The European Union’s executive Commission has approved a EUR 30 million aid package for Polish farmers to compensate for losses incurred due to an influx of Ukrainian grain. This announcement was made by Polish Prime Minister Mateusz Morawiecki in a Facebook post. The prime minister stated that Poland will receive the financial compensation package from the EU, along with the same amount paid out from the national budget, amounting to a total of around PLN 280 million (EUR 59.9 million).
The prime minister revealed that he and five other prime ministers had jointly sent a letter to the European Commission, demanding immediate action against the influx of Ukrainian grain. The EU responded to this by approving a EUR 56 million aid package for farmers in countries bordering Ukraine, which includes EUR 30 million for Poland. However, the Polish government deemed this assistance as “insufficient” and plans to push for further financial compensation from the EU for the losses caused by the influx of Ukrainian grain.
European Commission Chief Ursula von der Leyen had previously signaled this move by stating that front-line countries helping the most with the Solidarity Lanes should not suffer from disadvantages. She had also highlighted the great success of the Solidarity Lanes in enabling Ukraine to export large quantities of grain and other agricultural products. However, this has also led to an increase in the amount of grain coming into the European market, which has had an impact on the prices.
As a result, the EU has mobilized over EUR 56 million from the Emergency Agricultural Reserve as a first step to help farmers in the front-line states. Von der Leyen stated that this was not enough and that the Commission would look into increasing this amount for the affected farmers.
The EU’s Agriculture Commissioner, Janusz Wojciechowski, who is Polish, welcomed the first package of support measures worth EUR 56.3 million for Bulgarian, Polish, and Romanian farmers that can be coupled with national financing up to 100 percent. He also stated that the second package of support measures worth EUR 75 million for five countries, including around EUR 30 million for Poland, is underway.
European Commission spokeswoman Miriam Garcia Ferrer stated on Thursday that Brussels does not rule out restoring tariffs for Ukrainian imports after assessing their impact on the EU’s common market. This could be a further measure to curb the influx of Ukrainian grain into Poland.

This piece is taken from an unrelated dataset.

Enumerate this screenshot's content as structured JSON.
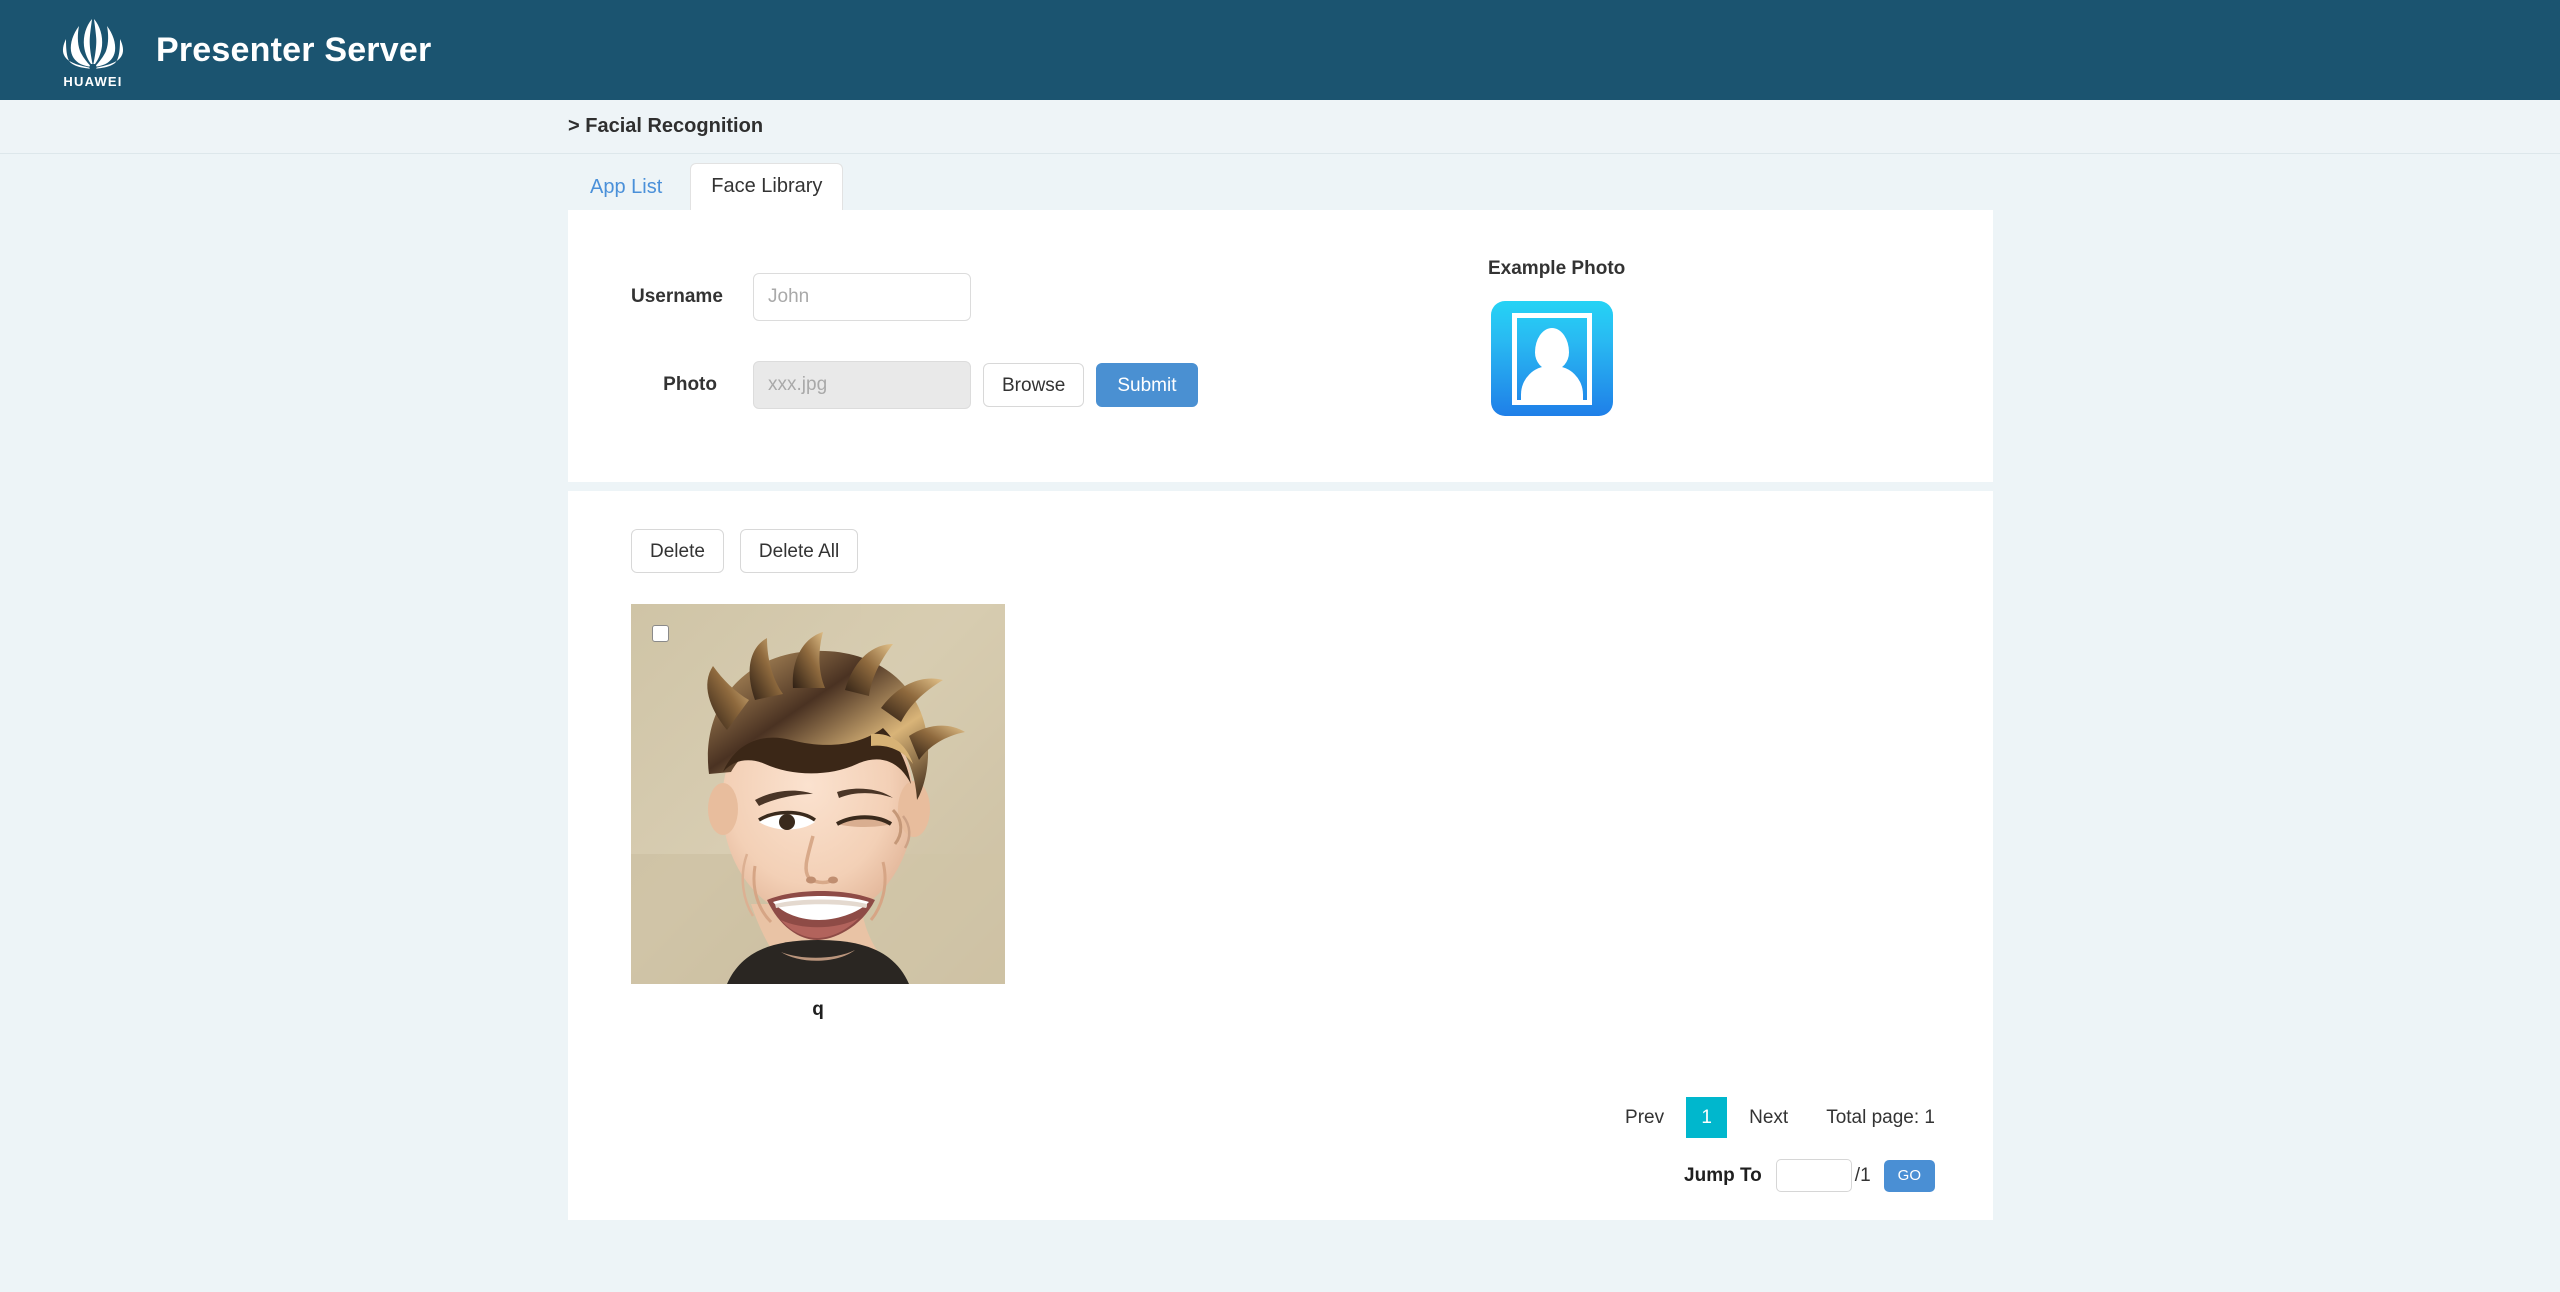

In conclusion, the EU has approved a EUR 30 million aid package for Polish farmers as compensation for losses caused by an influx of Ukrainian grain. The Polish government regards this assistance as insufficient and plans to push for further financial compensation from the EU. The EU has also mobilized over EUR 56 million from the Emergency Agricultural Reserve as a first step to help farmers in the front-line states and is looking into increasing this amount. Additionally, the EU does not rule out restoring tariffs for Ukrainian imports after assessing their impact on the EU’s common market.